Over nearly a quarter-century, it has brought some big-time events to the region. But its finances are a mess and it has no realistic path to repay the $400,000 to the city and $150,000 to Sacramento County that it borrowed to host the World Masters Athletics Championships in July 2011.
This evening, the City Council should approve a plan to reassign the commission's duties to the Sacramento Convention & Visitors Bureau. The bureau is already doing some work in sports and its finances are much more stable. Bureaus in many other cities successfully handle sports marketing and event management. This shift is the only way for taxpayers to get their money back.
The death knell for the commission came in an audit, received by council members in September, of the nonprofit foundation formed by the commission to administer the events it recruits. City Auditor Jorge Oseguera found that the foundation had diverted some of the city money for other expenses, that it had run deficits for the past five years and that it had more than $1 million in liabilities, not counting the loans.
Under the plan proposed by a task force of city and county officials and endorsed by City Manager John Shirey, the city would sign a 10-year contract with the Convention & Visitors Bureau, which would get $141,600 a year, collected from hotel room taxes, that now goes to the sports commission. In return, the visitors bureau would reimburse the $400,000 owed to the city by May 1, 2017.
There would be another important benefit for the public. The visitors bureau's books on sports marketing would be more transparent; it would have to report to the city how it spent the money, unlike the sports commission.

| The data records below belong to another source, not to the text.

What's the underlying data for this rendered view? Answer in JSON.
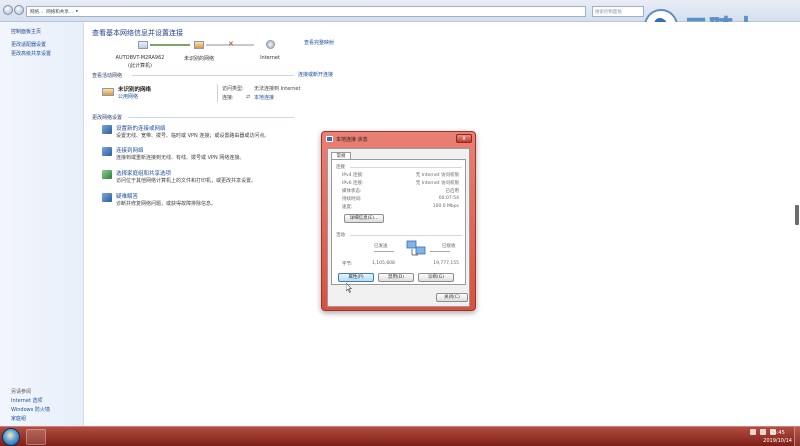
{
  "address": {
    "crumbs": [
      "网络...",
      "网络和共享...",
      "▸"
    ],
    "search_placeholder": "搜索控制面板"
  },
  "logo": {
    "text": "云骑士"
  },
  "sidebar": {
    "items": [
      "控制面板主页",
      "更改适配器设置",
      "更改高级共享设置"
    ],
    "see_also_title": "另请参阅",
    "see_also": [
      "Internet 选项",
      "Windows 防火墙",
      "家庭组"
    ]
  },
  "main": {
    "title": "查看基本网络信息并设置连接",
    "full_map": "查看完整映射",
    "map": {
      "computer": "AUTOBVT-M2RA962",
      "computer_sub": "(此计算机)",
      "network": "未识别的网络",
      "internet": "Internet"
    },
    "active_title": "查看活动网络",
    "connect_disconnect": "连接或断开连接",
    "network_name": "未识别的网络",
    "network_type": "公用网络",
    "access_type_label": "访问类型:",
    "access_type_value": "无法连接到 Internet",
    "connection_label": "连接:",
    "connection_value": "本地连接",
    "change_title": "更改网络设置",
    "tasks": [
      {
        "link": "设置新的连接或网络",
        "desc": "设置无线、宽带、拨号、临时或 VPN 连接；或设置路由器或访问点。"
      },
      {
        "link": "连接到网络",
        "desc": "连接到或重新连接到无线、有线、拨号或 VPN 网络连接。"
      },
      {
        "link": "选择家庭组和共享选项",
        "desc": "访问位于其他网络计算机上的文件和打印机，或更改共享设置。"
      },
      {
        "link": "疑难解答",
        "desc": "诊断并修复网络问题，或获得故障排除信息。"
      }
    ]
  },
  "dialog": {
    "title": "本地连接 状态",
    "close": "x",
    "tab": "常规",
    "connection_group": "连接",
    "rows": [
      {
        "label": "IPv4 连接:",
        "value": "无 Internet 访问权限"
      },
      {
        "label": "IPv6 连接:",
        "value": "无 Internet 访问权限"
      },
      {
        "label": "媒体状态:",
        "value": "已启用"
      },
      {
        "label": "持续时间:",
        "value": "00:07:54"
      },
      {
        "label": "速度:",
        "value": "100.0 Mbps"
      }
    ],
    "details_btn": "详细信息(E)...",
    "activity_group": "活动",
    "sent_label": "已发送",
    "received_label": "已接收",
    "bytes_label": "字节:",
    "bytes_sent": "1,105,608",
    "bytes_received": "19,777,155",
    "properties_btn": "属性(P)",
    "disable_btn": "禁用(D)",
    "diagnose_btn": "诊断(G)",
    "close_btn": "关闭(C)"
  },
  "taskbar": {
    "time": "15:45",
    "date": "2019/10/14"
  },
  "colors": {
    "accent": "#1d4fa0",
    "taskbar": "#9b3a30",
    "dialog_frame": "#d9503f"
  }
}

Sacramento County supervisors are to sign off in January on the plan, which is supported by sports commission Executive Director John McCasey.

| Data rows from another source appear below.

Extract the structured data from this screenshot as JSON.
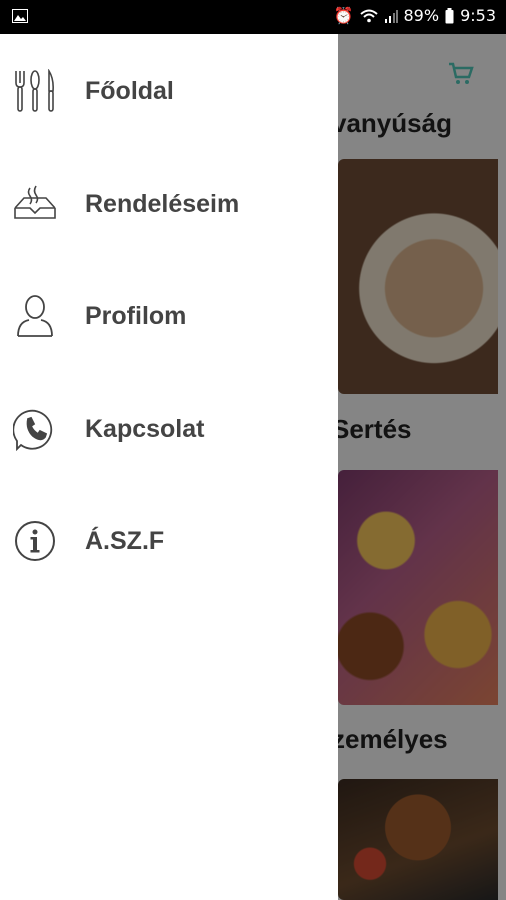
{
  "status_bar": {
    "battery": "89%",
    "time": "9:53"
  },
  "drawer": {
    "items": [
      {
        "label": "Főoldal",
        "icon": "cutlery-icon"
      },
      {
        "label": "Rendeléseim",
        "icon": "food-tray-icon"
      },
      {
        "label": "Profilom",
        "icon": "user-icon"
      },
      {
        "label": "Kapcsolat",
        "icon": "phone-icon"
      },
      {
        "label": "Á.SZ.F",
        "icon": "info-icon"
      }
    ]
  },
  "background": {
    "headings": [
      "vanyúság",
      "Sertés",
      "zemélyes"
    ],
    "accent_color": "#4fc3b5"
  }
}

It's unfortunate that the final chapters in the commission's history will apparently be its failure to repay the loans and its failure to make it past the first round of consideration to host the NCAA men's basketball tournament in 2014 or 2015.
Yet, its earlier accomplishments shouldn't be forgotten: the Olympic track and field trials, the Amgen bike tour and several college championships a total of nearly 50 events since 1995 with an estimated economic impact of nearly $70 million.
Sacramento is still a sports city that ought to continue hosting major events. But that ambition has to be cultivated in a way that protects taxpayers and gets the most return on their investment.